What the task requires:
Consider the entries below. Count the lines holding the string "shortcut" and state the number only.

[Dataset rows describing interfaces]

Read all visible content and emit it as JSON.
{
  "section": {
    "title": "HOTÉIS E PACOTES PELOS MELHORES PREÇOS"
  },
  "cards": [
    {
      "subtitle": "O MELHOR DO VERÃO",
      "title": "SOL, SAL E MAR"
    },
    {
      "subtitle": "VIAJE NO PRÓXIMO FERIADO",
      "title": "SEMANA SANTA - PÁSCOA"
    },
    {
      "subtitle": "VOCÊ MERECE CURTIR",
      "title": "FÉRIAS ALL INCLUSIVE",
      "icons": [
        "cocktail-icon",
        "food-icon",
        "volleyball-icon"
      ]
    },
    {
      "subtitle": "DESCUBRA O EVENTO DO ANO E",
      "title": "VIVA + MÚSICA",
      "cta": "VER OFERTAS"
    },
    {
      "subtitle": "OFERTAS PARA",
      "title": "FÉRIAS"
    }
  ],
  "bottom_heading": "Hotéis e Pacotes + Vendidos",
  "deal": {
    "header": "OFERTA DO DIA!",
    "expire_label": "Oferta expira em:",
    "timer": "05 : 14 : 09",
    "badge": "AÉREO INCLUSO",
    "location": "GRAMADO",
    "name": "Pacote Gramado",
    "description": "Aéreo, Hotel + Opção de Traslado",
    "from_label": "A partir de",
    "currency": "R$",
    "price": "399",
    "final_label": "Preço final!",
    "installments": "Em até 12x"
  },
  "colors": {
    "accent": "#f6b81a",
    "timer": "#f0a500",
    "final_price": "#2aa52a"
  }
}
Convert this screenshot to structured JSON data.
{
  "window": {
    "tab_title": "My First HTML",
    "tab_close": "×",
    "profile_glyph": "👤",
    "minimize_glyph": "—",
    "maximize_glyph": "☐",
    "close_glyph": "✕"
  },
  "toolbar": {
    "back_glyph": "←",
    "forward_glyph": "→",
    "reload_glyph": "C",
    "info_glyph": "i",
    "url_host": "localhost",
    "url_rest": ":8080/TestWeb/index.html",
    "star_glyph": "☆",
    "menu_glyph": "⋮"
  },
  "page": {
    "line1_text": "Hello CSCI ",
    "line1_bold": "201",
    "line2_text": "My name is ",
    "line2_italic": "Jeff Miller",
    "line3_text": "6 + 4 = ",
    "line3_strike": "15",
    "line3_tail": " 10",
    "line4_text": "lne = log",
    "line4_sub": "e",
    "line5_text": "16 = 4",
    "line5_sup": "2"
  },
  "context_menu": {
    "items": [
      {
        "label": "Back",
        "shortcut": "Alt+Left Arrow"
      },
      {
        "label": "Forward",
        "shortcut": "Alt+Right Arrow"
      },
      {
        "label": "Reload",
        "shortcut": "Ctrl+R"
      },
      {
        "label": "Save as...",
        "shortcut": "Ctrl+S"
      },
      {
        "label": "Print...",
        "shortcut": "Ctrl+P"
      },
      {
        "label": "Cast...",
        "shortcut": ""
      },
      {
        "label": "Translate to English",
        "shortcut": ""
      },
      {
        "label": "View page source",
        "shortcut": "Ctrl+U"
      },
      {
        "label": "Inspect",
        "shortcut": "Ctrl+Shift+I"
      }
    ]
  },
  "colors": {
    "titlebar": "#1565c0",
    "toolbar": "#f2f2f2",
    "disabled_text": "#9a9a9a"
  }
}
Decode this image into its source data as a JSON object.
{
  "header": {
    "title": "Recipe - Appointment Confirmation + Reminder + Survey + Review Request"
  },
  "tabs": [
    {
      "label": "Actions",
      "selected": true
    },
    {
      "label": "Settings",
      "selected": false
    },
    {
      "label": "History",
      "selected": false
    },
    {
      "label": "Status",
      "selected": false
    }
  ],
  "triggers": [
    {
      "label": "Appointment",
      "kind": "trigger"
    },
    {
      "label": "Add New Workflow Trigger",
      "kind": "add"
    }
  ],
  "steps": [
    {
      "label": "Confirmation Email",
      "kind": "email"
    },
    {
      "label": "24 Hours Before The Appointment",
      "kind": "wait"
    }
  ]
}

Output for this task:
9